AD: This September, sanitation workers in Raleigh went on strike for two days and won some great improvements. This is a majority black sector that was being forced to work overtime without pay. Instead of paying them, the city made them accrue comp time, but since they were working so much, the workers couldn’t utilize the comp time and were essentially working for free. There were also other issues, like employing people as temp. workers for a year without converting them to permanent.

KD: How did the community respond to the strike?

AD: There was a groundswell of support from the community, especially from black folks. Even higher income white residents tied an orange string to their garbage cans in solidarity with the workers. UE 150 members from different sectors supported the workers by helping them negotiate for better conditions. Since state law prohibits public employees from collective bargaining, they asked for and won a meet and confer system. This allows the workers to sit at the same table and make demands for improvements.

KD: What else did they win?

AD: Because they had so much support from the community and UE 150 represents over 80 percent of the sanitation workers, the city had to deal with the issues. So far, they converted the temporary employees to permanent and workers are compensated for working overtime. There are still more improvements to be made and the sanitation workers have shown that they are a strong force.

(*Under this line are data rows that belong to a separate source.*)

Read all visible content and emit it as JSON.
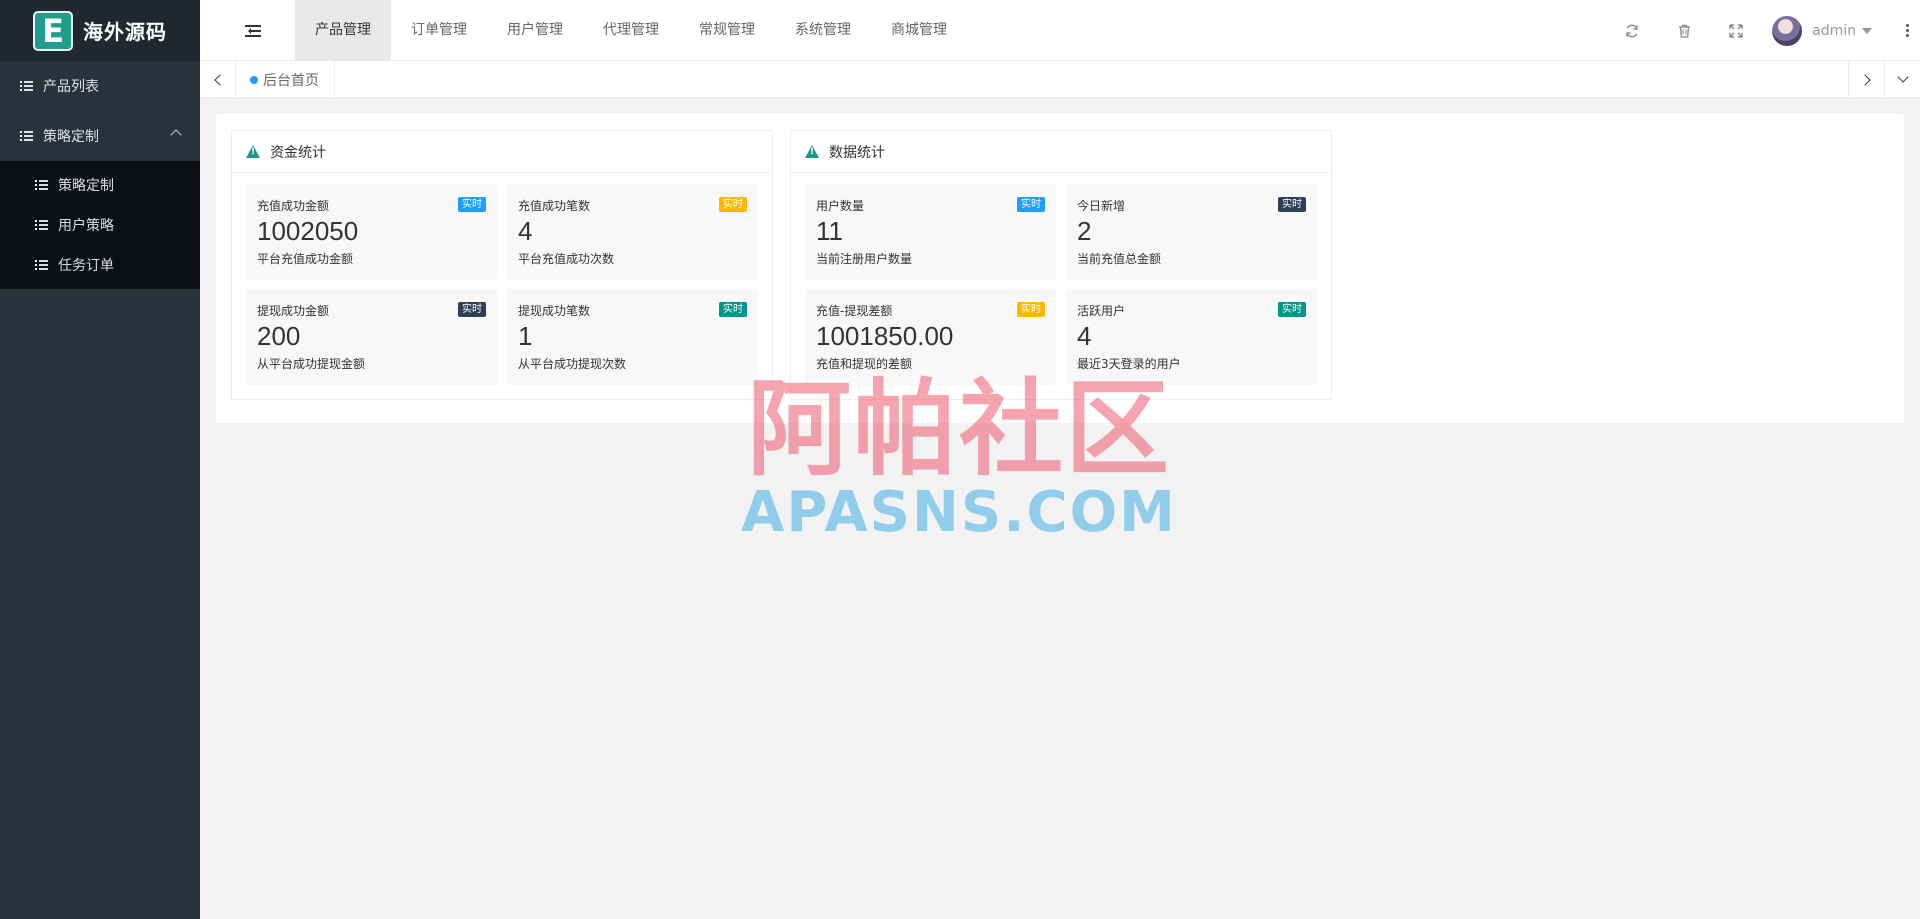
{
  "brand": {
    "logo_letter": "E",
    "name": "海外源码"
  },
  "sidebar": {
    "items": [
      {
        "label": "产品列表"
      },
      {
        "label": "策略定制",
        "expanded": true
      }
    ],
    "submenu": [
      {
        "label": "策略定制"
      },
      {
        "label": "用户策略"
      },
      {
        "label": "任务订单"
      }
    ]
  },
  "topnav": [
    {
      "label": "产品管理",
      "active": true
    },
    {
      "label": "订单管理"
    },
    {
      "label": "用户管理"
    },
    {
      "label": "代理管理"
    },
    {
      "label": "常规管理"
    },
    {
      "label": "系统管理"
    },
    {
      "label": "商城管理"
    }
  ],
  "header": {
    "icons": [
      "refresh-icon",
      "trash-icon",
      "fullscreen-icon"
    ],
    "user_name": "admin"
  },
  "tabs": {
    "home_label": "后台首页"
  },
  "panels": [
    {
      "title": "资金统计",
      "stats": [
        {
          "title": "充值成功金额",
          "badge": "实时",
          "badge_color": "#1e9fff",
          "value": "1002050",
          "desc": "平台充值成功金额"
        },
        {
          "title": "充值成功笔数",
          "badge": "实时",
          "badge_color": "#ffb800",
          "value": "4",
          "desc": "平台充值成功次数"
        },
        {
          "title": "提现成功金额",
          "badge": "实时",
          "badge_color": "#2f4056",
          "value": "200",
          "desc": "从平台成功提现金额"
        },
        {
          "title": "提现成功笔数",
          "badge": "实时",
          "badge_color": "#009688",
          "value": "1",
          "desc": "从平台成功提现次数"
        }
      ]
    },
    {
      "title": "数据统计",
      "stats": [
        {
          "title": "用户数量",
          "badge": "实时",
          "badge_color": "#1e9fff",
          "value": "11",
          "desc": "当前注册用户数量"
        },
        {
          "title": "今日新增",
          "badge": "实时",
          "badge_color": "#2f4056",
          "value": "2",
          "desc": "当前充值总金额"
        },
        {
          "title": "充值-提现差额",
          "badge": "实时",
          "badge_color": "#ffb800",
          "value": "1001850.00",
          "desc": "充值和提现的差额"
        },
        {
          "title": "活跃用户",
          "badge": "实时",
          "badge_color": "#009688",
          "value": "4",
          "desc": "最近3天登录的用户"
        }
      ]
    }
  ],
  "watermark": {
    "cn": "阿帕社区",
    "en": "APASNS.COM"
  }
}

It goes without saying that we live in bleak times and changes must be made. Only eight percent of the workforce is unionized—the lowest in US history. In the last 25 years, the public sector has been intentionally eroded under various presidential administrations’ programs with names like “trickle-down theory” (Reagan), “contract with America” (Clinton), and “compassionate conservatism” (Bush). And if we aren’t snarling and gnashing our teeth already, people of color earn 18 cents for every dollar a white person earns, according to United for a Fair Economy.

If I had t-shirts made for my, “Tell Me Somethin’ Good Tour,” the following would be on the back:


    1. To be made more effective in the workplace, black workers must have power at the local level, which means building community solidarity with worker struggles.
    2. By building stronger community structures, we will build stronger political power and that is required in order for unionism to exist, especially in the southern US.
    3. Create worker schools targeted to black labor that include, among other things, tips on how to avoid tripping over wedge issues like homophobia, sexism, imperialism, and classism, because opposition forces are armed to the teeth with them.
    4. Intentionally invest time, energy and space to create powerful black women leaders, because like Treston said, “We make shit happen.”